Stored records
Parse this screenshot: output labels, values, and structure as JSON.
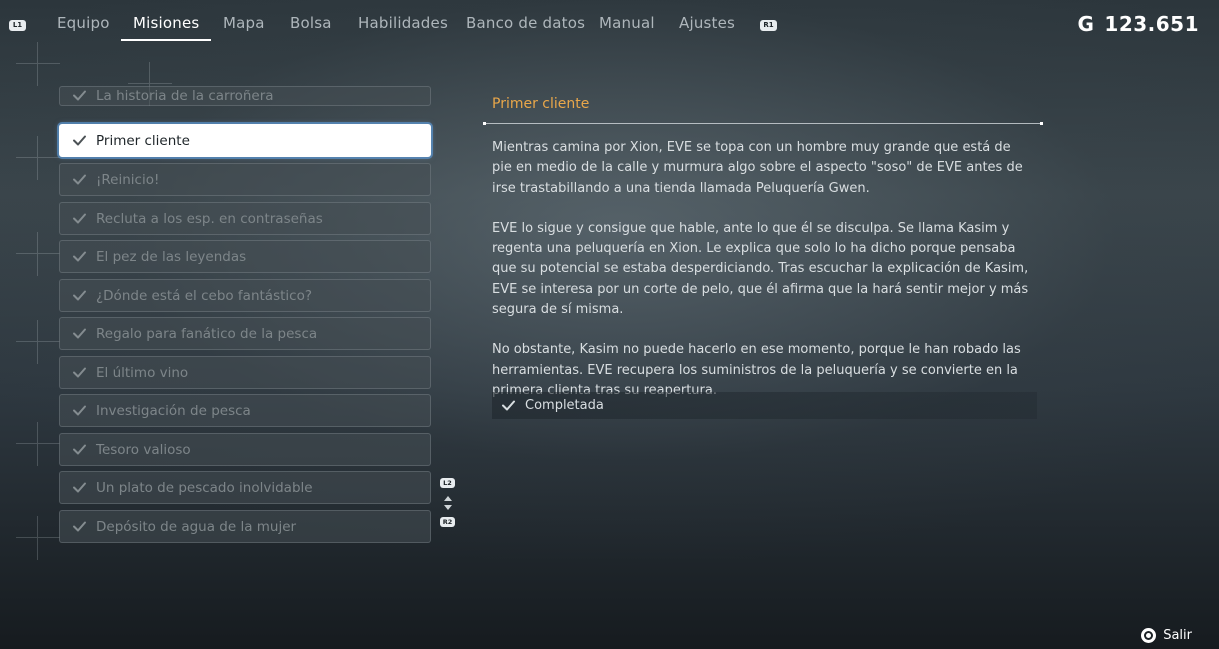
{
  "topbar": {
    "left_button": "L1",
    "right_button": "R1",
    "tabs": [
      {
        "label": "Equipo",
        "active": false
      },
      {
        "label": "Misiones",
        "active": true
      },
      {
        "label": "Mapa",
        "active": false
      },
      {
        "label": "Bolsa",
        "active": false
      },
      {
        "label": "Habilidades",
        "active": false
      },
      {
        "label": "Banco de datos",
        "active": false
      },
      {
        "label": "Manual",
        "active": false
      },
      {
        "label": "Ajustes",
        "active": false
      }
    ],
    "currency_symbol": "G",
    "currency_amount": "123.651"
  },
  "quests": {
    "items": [
      {
        "label": "La historia de la carroñera",
        "completed": true
      },
      {
        "label": "Primer cliente",
        "completed": true,
        "selected": true
      },
      {
        "label": "¡Reinicio!",
        "completed": true
      },
      {
        "label": "Recluta a los esp. en contraseñas",
        "completed": true
      },
      {
        "label": "El pez de las leyendas",
        "completed": true
      },
      {
        "label": "¿Dónde está el cebo fantástico?",
        "completed": true
      },
      {
        "label": "Regalo para fanático de la pesca",
        "completed": true
      },
      {
        "label": "El último vino",
        "completed": true
      },
      {
        "label": "Investigación de pesca",
        "completed": true
      },
      {
        "label": "Tesoro valioso",
        "completed": true
      },
      {
        "label": "Un plato de pescado inolvidable",
        "completed": true
      },
      {
        "label": "Depósito de agua de la mujer",
        "completed": true
      }
    ],
    "scroll_up_button": "L2",
    "scroll_down_button": "R2"
  },
  "detail": {
    "title": "Primer cliente",
    "paragraphs": [
      "Mientras camina por Xion, EVE se topa con un hombre muy grande que está de pie en medio de la calle y murmura algo sobre el aspecto \"soso\" de EVE antes de irse trastabillando a una tienda llamada Peluquería Gwen.",
      "EVE lo sigue y consigue que hable, ante lo que él se disculpa. Se llama Kasim y regenta una peluquería en Xion. Le explica que solo lo ha dicho porque pensaba que su potencial se estaba desperdiciando. Tras escuchar la explicación de Kasim, EVE se interesa por un corte de pelo, que él afirma que la hará sentir mejor y más segura de sí misma.",
      "No obstante, Kasim no puede hacerlo en ese momento, porque le han robado las herramientas. EVE recupera los suministros de la peluquería y se convierte en la primera clienta tras su reapertura."
    ],
    "status": "Completada"
  },
  "footer": {
    "exit_label": "Salir"
  },
  "colors": {
    "accent_title": "#e9a74a",
    "selected_bg": "#ffffff",
    "selected_glow": "#5a96d2"
  }
}
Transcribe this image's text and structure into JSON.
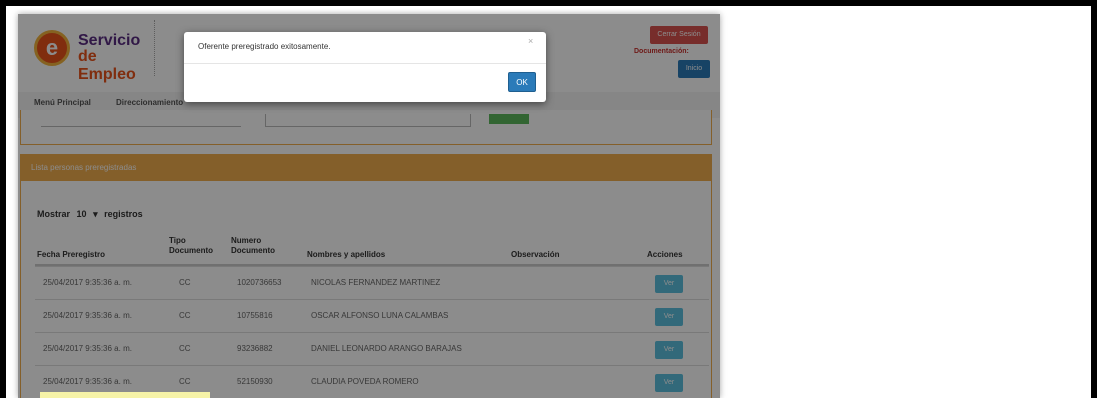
{
  "header": {
    "logo_line1": "Servicio",
    "logo_line2": "de Empleo",
    "logo_letter": "e",
    "logout_label": "Cerrar Sesión",
    "doc_label": "Documentación:",
    "home_label": "Inicio"
  },
  "nav": {
    "items": [
      "Menú Principal",
      "Direccionamiento"
    ]
  },
  "list": {
    "title": "Lista personas preregistradas",
    "show_prefix": "Mostrar",
    "show_value": "10",
    "show_caret": "▾",
    "show_suffix": "registros",
    "columns": {
      "fecha": "Fecha Preregistro",
      "tipo1": "Tipo",
      "tipo2": "Documento",
      "numero1": "Numero",
      "numero2": "Documento",
      "nombres": "Nombres y apellidos",
      "observacion": "Observación",
      "acciones": "Acciones"
    },
    "rows": [
      {
        "fecha": "25/04/2017 9:35:36 a. m.",
        "tipo": "CC",
        "numero": "1020736653",
        "nombre": "NICOLAS FERNANDEZ MARTINEZ",
        "accion": "Ver"
      },
      {
        "fecha": "25/04/2017 9:35:36 a. m.",
        "tipo": "CC",
        "numero": "10755816",
        "nombre": "OSCAR ALFONSO LUNA CALAMBAS",
        "accion": "Ver"
      },
      {
        "fecha": "25/04/2017 9:35:36 a. m.",
        "tipo": "CC",
        "numero": "93236882",
        "nombre": "DANIEL LEONARDO ARANGO BARAJAS",
        "accion": "Ver"
      },
      {
        "fecha": "25/04/2017 9:35:36 a. m.",
        "tipo": "CC",
        "numero": "52150930",
        "nombre": "CLAUDIA POVEDA ROMERO",
        "accion": "Ver"
      }
    ]
  },
  "modal": {
    "message": "Oferente preregistrado exitosamente.",
    "close_symbol": "×",
    "ok_label": "OK"
  },
  "colors": {
    "accent_orange": "#f0ad4e",
    "ok_blue": "#2b7bb9",
    "ver_blue": "#5bc0de",
    "logout_red": "#d9534f"
  }
}
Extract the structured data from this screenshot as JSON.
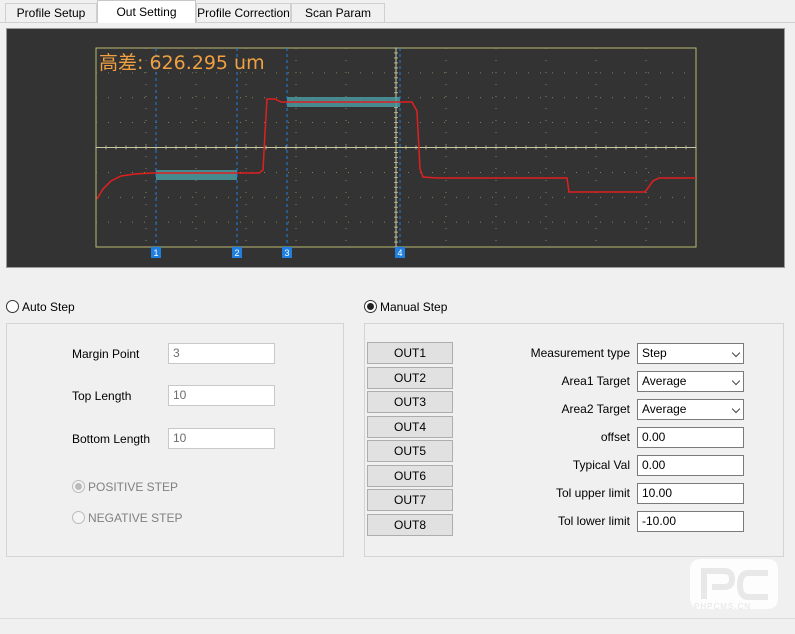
{
  "tabs": [
    {
      "label": "Profile Setup"
    },
    {
      "label": "Out Setting"
    },
    {
      "label": "Profile Correction"
    },
    {
      "label": "Scan Param"
    }
  ],
  "active_tab": "Out Setting",
  "scope": {
    "readout": "高差: 626.295 um",
    "readout_color": "#f0a040",
    "profile_color": "#e02020",
    "area_color": "#4a9aa0",
    "marker_color": "#1e7fe0",
    "markers": [
      {
        "label": "1"
      },
      {
        "label": "2"
      },
      {
        "label": "3"
      },
      {
        "label": "4"
      }
    ]
  },
  "auto_step": {
    "label": "Auto Step",
    "selected": false,
    "margin_point_label": "Margin Point",
    "margin_point_value": "3",
    "top_length_label": "Top Length",
    "top_length_value": "10",
    "bottom_length_label": "Bottom Length",
    "bottom_length_value": "10",
    "positive_label": "POSITIVE STEP",
    "positive_selected": true,
    "negative_label": "NEGATIVE STEP",
    "negative_selected": false
  },
  "manual_step": {
    "label": "Manual Step",
    "selected": true,
    "outputs": [
      "OUT1",
      "OUT2",
      "OUT3",
      "OUT4",
      "OUT5",
      "OUT6",
      "OUT7",
      "OUT8"
    ],
    "measurement_type_label": "Measurement type",
    "measurement_type_value": "Step",
    "area1_label": "Area1  Target",
    "area1_value": "Average",
    "area2_label": "Area2  Target",
    "area2_value": "Average",
    "offset_label": "offset",
    "offset_value": "0.00",
    "typical_label": "Typical Val",
    "typical_value": "0.00",
    "upper_label": "Tol upper limit",
    "upper_value": "10.00",
    "lower_label": "Tol lower limit",
    "lower_value": "-10.00"
  },
  "watermark": {
    "text": "PHPCMS.CN"
  }
}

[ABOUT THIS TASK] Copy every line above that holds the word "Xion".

[SOLUTION BELOW]
      "Mientras camina por Xion, EVE se topa con un hombre muy grande que está de pie en medio de la calle y murmura algo sobre el aspecto \"soso\" de EVE antes de irse trastabillando a una tienda llamada Peluquería Gwen.",
      "EVE lo sigue y consigue que hable, ante lo que él se disculpa. Se llama Kasim y regenta una peluquería en Xion. Le explica que solo lo ha dicho porque pensaba que su potencial se estaba desperdiciando. Tras escuchar la explicación de Kasim, EVE se interesa por un corte de pelo, que él afirma que la hará sentir mejor y más segura de sí misma.",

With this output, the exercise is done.